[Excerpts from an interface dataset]
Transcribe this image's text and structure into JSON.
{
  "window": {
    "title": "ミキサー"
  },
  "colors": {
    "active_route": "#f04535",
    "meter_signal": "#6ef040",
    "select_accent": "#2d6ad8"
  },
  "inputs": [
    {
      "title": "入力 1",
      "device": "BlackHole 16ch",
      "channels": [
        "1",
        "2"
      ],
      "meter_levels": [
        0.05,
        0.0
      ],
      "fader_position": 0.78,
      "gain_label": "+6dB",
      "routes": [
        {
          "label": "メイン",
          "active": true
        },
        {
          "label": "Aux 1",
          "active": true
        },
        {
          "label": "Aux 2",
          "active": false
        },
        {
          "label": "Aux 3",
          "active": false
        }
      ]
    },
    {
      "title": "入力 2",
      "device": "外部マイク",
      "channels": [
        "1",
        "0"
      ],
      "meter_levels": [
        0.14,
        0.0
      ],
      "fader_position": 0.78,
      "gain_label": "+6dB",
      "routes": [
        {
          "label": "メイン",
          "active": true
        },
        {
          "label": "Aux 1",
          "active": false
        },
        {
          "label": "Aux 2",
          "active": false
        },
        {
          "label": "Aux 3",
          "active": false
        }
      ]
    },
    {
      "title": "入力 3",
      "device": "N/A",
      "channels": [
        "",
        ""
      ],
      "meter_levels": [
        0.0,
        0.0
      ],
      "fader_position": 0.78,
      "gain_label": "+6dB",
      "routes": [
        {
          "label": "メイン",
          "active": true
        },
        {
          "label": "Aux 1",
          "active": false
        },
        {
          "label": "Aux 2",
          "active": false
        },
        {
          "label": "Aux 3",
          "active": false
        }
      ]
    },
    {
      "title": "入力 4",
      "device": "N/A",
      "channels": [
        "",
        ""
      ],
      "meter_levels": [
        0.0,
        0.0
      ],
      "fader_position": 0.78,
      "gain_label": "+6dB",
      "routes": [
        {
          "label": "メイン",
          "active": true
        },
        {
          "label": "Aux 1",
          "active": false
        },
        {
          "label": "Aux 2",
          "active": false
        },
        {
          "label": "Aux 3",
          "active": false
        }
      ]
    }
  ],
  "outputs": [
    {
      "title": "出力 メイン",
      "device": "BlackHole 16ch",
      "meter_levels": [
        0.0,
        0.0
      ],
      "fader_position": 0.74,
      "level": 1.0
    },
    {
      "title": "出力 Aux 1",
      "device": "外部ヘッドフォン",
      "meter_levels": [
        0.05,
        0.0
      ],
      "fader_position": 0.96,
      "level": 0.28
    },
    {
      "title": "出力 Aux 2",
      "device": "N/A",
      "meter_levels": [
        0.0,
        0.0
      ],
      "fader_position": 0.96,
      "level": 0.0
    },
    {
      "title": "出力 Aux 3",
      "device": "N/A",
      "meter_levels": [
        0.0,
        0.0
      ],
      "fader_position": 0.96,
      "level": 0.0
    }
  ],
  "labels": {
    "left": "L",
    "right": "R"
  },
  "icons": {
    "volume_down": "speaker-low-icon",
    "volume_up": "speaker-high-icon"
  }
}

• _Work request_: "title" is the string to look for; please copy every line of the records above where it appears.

• _Response box_:
    "title": "ミキサー"
      "title": "入力 1",
      "title": "入力 2",
      "title": "入力 3",
      "title": "入力 4",
      "title": "出力 メイン",
      "title": "出力 Aux 1",
      "title": "出力 Aux 2",
      "title": "出力 Aux 3",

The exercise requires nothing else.